WASHINGTON, Feb. 2 (UPI) -- Russia is speaking a lot more softly these days about retargeting possible U.S. ballistic missile defense bases in Central Europe with its Iskander-M short-range missiles. But it is pushing ahead hard with developing to make those Iskanders more lethal all the same.
The Russian armed forces are utilizing advances in unmanned aerial vehicle technology to make their Iskanders more accurate, RIA Novosti reported Wednesday.
The Russian military already has begun testing development prototypes of a new UAV that it wants to use to identify targets for its short-range, fast and low-flying ultra-accurate Iskander missiles to hit, a Russian defense industry official told the news agency.
"We are starting tests of a prototype of a reconnaissance/strike aerial drone, which could serve as a target designator for the Iskander tactical missile system," Arkady Syroyezhko, director of UAV development programs at the Vega Radio Engineering Corp., told RIA Novosti.
RIA Novosti said Vega's latest Aist ("Stork") multirole UAV could fly with an extended payload of up to 500 kilograms (1,100 pounds) and that it could be equipped with a range of "aerial surveillance equipment, electronic warfare devices and even weapons."

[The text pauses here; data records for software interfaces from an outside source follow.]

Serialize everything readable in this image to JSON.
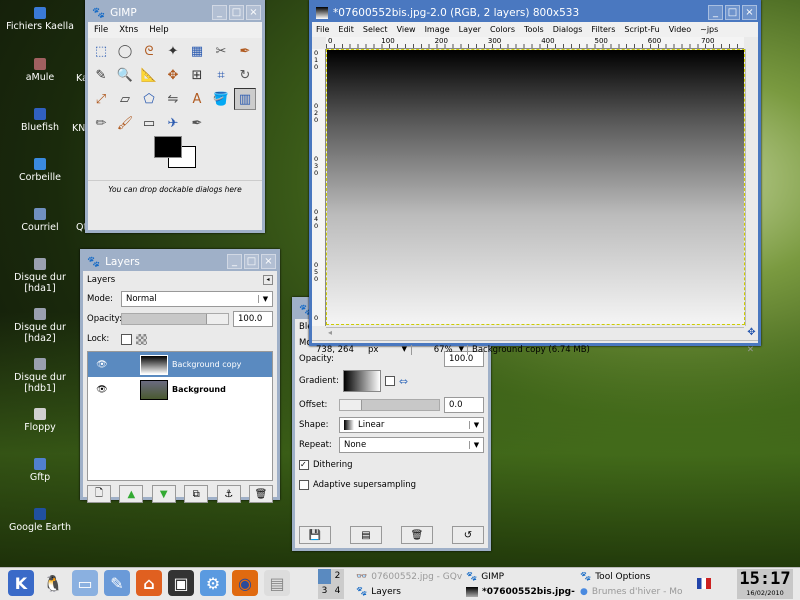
{
  "desktop": {
    "icons": [
      {
        "label": "Fichiers Kaella",
        "color": "#3a7ad8"
      },
      {
        "label": "aMule",
        "color": "#a06060"
      },
      {
        "label": "Bluefish",
        "color": "#3060c0"
      },
      {
        "label": "Corbeille",
        "color": "#3a8ae0"
      },
      {
        "label": "Courriel",
        "color": "#7090c0"
      },
      {
        "label": "Disque dur [hda1]",
        "color": "#9aa0b0"
      },
      {
        "label": "Disque dur [hda2]",
        "color": "#9aa0b0"
      },
      {
        "label": "Disque dur [hdb1]",
        "color": "#9aa0b0"
      },
      {
        "label": "Floppy",
        "color": "#d0d0d0"
      },
      {
        "label": "Gftp",
        "color": "#5080d0"
      },
      {
        "label": "Google Earth",
        "color": "#2050a0"
      }
    ],
    "partial_labels": [
      "Ka",
      "KN",
      "Qt",
      "X",
      "m"
    ]
  },
  "toolbox": {
    "title": "GIMP",
    "menu": [
      "File",
      "Xtns",
      "Help"
    ],
    "hint": "You can drop dockable dialogs here",
    "tools": [
      "rect-select",
      "ellipse-select",
      "lasso",
      "fuzzy-select",
      "select-by-color",
      "scissors",
      "paths",
      "color-picker",
      "zoom",
      "measure",
      "move",
      "align",
      "crop",
      "rotate",
      "scale",
      "shear",
      "perspective",
      "flip",
      "text",
      "bucket-fill",
      "blend",
      "pencil",
      "paintbrush",
      "eraser",
      "airbrush",
      "ink",
      "clone",
      "heal",
      "perspective-clone",
      "convolve",
      "smudge",
      "dodge-burn"
    ],
    "fg_color": "#000000",
    "bg_color": "#ffffff"
  },
  "layers": {
    "title": "Layers",
    "tab": "Layers",
    "mode_label": "Mode:",
    "mode": "Normal",
    "opacity_label": "Opacity:",
    "opacity": "100.0",
    "lock_label": "Lock:",
    "items": [
      {
        "name": "Background copy",
        "selected": true,
        "visible": true
      },
      {
        "name": "Background",
        "selected": false,
        "visible": true
      }
    ]
  },
  "tool_options": {
    "title_partial": "Ble",
    "mode_partial": "Mo",
    "opacity_label": "Opacity:",
    "opacity": "100.0",
    "gradient_label": "Gradient:",
    "offset_label": "Offset:",
    "offset": "0.0",
    "shape_label": "Shape:",
    "shape": "Linear",
    "repeat_label": "Repeat:",
    "repeat": "None",
    "dithering": "Dithering",
    "dithering_checked": true,
    "adaptive": "Adaptive supersampling",
    "adaptive_checked": false
  },
  "image_window": {
    "title": "*07600552bis.jpg-2.0 (RGB, 2 layers) 800x533",
    "menu": [
      "File",
      "Edit",
      "Select",
      "View",
      "Image",
      "Layer",
      "Colors",
      "Tools",
      "Dialogs",
      "Filters",
      "Script-Fu",
      "Video",
      "~jps"
    ],
    "ruler_h": [
      "0",
      "100",
      "200",
      "300",
      "400",
      "500",
      "600",
      "700"
    ],
    "ruler_v": [
      "0",
      "1",
      "0",
      "0",
      "2",
      "0",
      "0",
      "3",
      "0",
      "0",
      "4",
      "0",
      "0",
      "5",
      "0",
      "0"
    ],
    "coords": "738, 264",
    "unit": "px",
    "zoom": "67%",
    "status": "Background copy (6.74 MB)"
  },
  "taskbar": {
    "desktops": [
      "1",
      "2",
      "3",
      "4"
    ],
    "tasks": [
      {
        "label": "07600552.jpg - GQv",
        "active": false
      },
      {
        "label": "GIMP",
        "active": false
      },
      {
        "label": "Tool Options",
        "active": false
      },
      {
        "label": "Layers",
        "active": false
      },
      {
        "label": "*07600552bis.jpg-",
        "active": true
      },
      {
        "label": "Brumes d'hiver - Mo",
        "active": false
      }
    ],
    "launchers": [
      "kde-menu",
      "tux",
      "windows",
      "kate",
      "home",
      "terminal",
      "konqueror",
      "firefox",
      "document"
    ],
    "time": "15:17",
    "date": "16/02/2010"
  }
}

"The tests are expected to last for two years," the official told the news agency. He said work on manufacturing the prototype of the new UAV was almost finished.

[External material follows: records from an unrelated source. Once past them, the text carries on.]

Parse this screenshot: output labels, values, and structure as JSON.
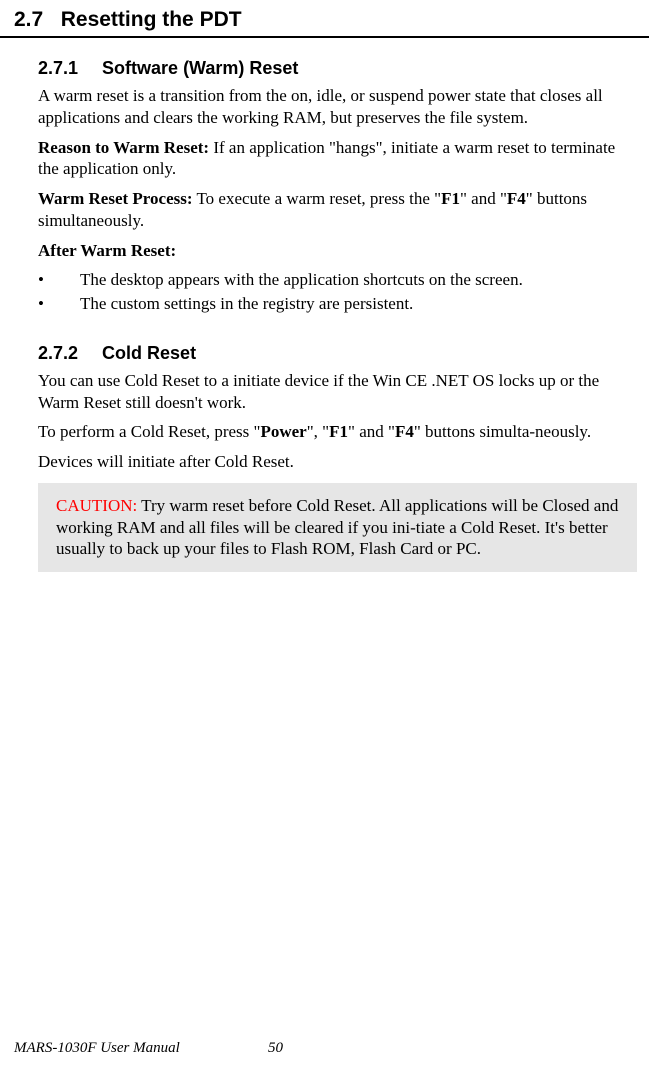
{
  "section": {
    "number": "2.7",
    "title": "Resetting the PDT"
  },
  "sub1": {
    "number": "2.7.1",
    "title": "Software (Warm) Reset",
    "para1": "A warm reset is a transition from the on, idle, or suspend power state that closes all applications and clears the working RAM, but preserves the file system.",
    "reason_label": "Reason to Warm Reset:",
    "reason_text": " If an application \"hangs\", initiate a warm reset to terminate the application only.",
    "process_label": "Warm Reset Process:",
    "process_text_a": " To execute a warm reset, press the \"",
    "process_key1": "F1",
    "process_text_b": "\" and \"",
    "process_key2": "F4",
    "process_text_c": "\" buttons simultaneously.",
    "after_label": "After Warm Reset:",
    "bullets": [
      "The desktop appears with the application shortcuts on the screen.",
      "The custom settings in the registry are persistent."
    ]
  },
  "sub2": {
    "number": "2.7.2",
    "title": "Cold Reset",
    "para1": "You can use Cold Reset to a initiate device if the Win CE .NET OS locks up or the Warm Reset still doesn't work.",
    "para2_a": "To perform a Cold Reset, press \"",
    "para2_key1": "Power",
    "para2_b": "\", \"",
    "para2_key2": "F1",
    "para2_c": "\" and \"",
    "para2_key3": "F4",
    "para2_d": "\" buttons simulta-neously.",
    "para3": "Devices will initiate after Cold Reset.",
    "caution_label": "CAUTION:",
    "caution_text": " Try warm reset before Cold Reset. All applications will be Closed and working RAM and all files will be cleared if you ini-tiate a Cold Reset. It's better usually to back up your files to Flash ROM, Flash Card or PC."
  },
  "footer": {
    "manual": "MARS-1030F User Manual",
    "page": "50"
  }
}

RIA Novosti said the new UAV would be able to "provide effective target designation for the Iskander-M tactical missile systems, which have a range of up to 500 kilometers (310 miles)."
The news agency noted that in November Russian President Dmitry Medvedev had warned in his first state of the union address that he might respond to U.S. plans to build a new ballistic missile interceptor base in Poland and an advanced radar array to guide the interceptors in the neighboring Czech Republic by basing Iskander-Ms in Russia's Baltic Sea region of Kaliningrad.
But RIA Novosti cited "a high-ranking Russian defense ministry source" as saying last Wednesday Russia had not made any moves to carry out that threat and actually deploy the Iskander-Ms in Kaliningrad.
The Kremlin still hopes for rapidly warming relations with the U.S. administration of President Barack Obama. Obama and his new secretary of state, Hillary Clinton, have taken care to hit the ground running with statements aiming at warming relations with Moscow. And both of them, along with the entire Democratic policy establishment now taking power in Washington, are eager to conclude a new strategic arms reduction treaty with Russia to replace the current, aging START treaty as soon as possible. The START-1 treaty that was signed by U.S. President George Herbert Walker Bush and Soviet President Mikhail Gorbachev in 1991 expires at the end of this year.
However, the Russians have made clear that their price for negotiating and signing a new START treaty will be the scrapping of U.S. plans energetically pursued under the Bush administration to build the base to house the 10 Ground-based Mid-course Interceptors.
(Part 2: How Russia is keeping its strategic options open with its Iskander missile and UAV programs)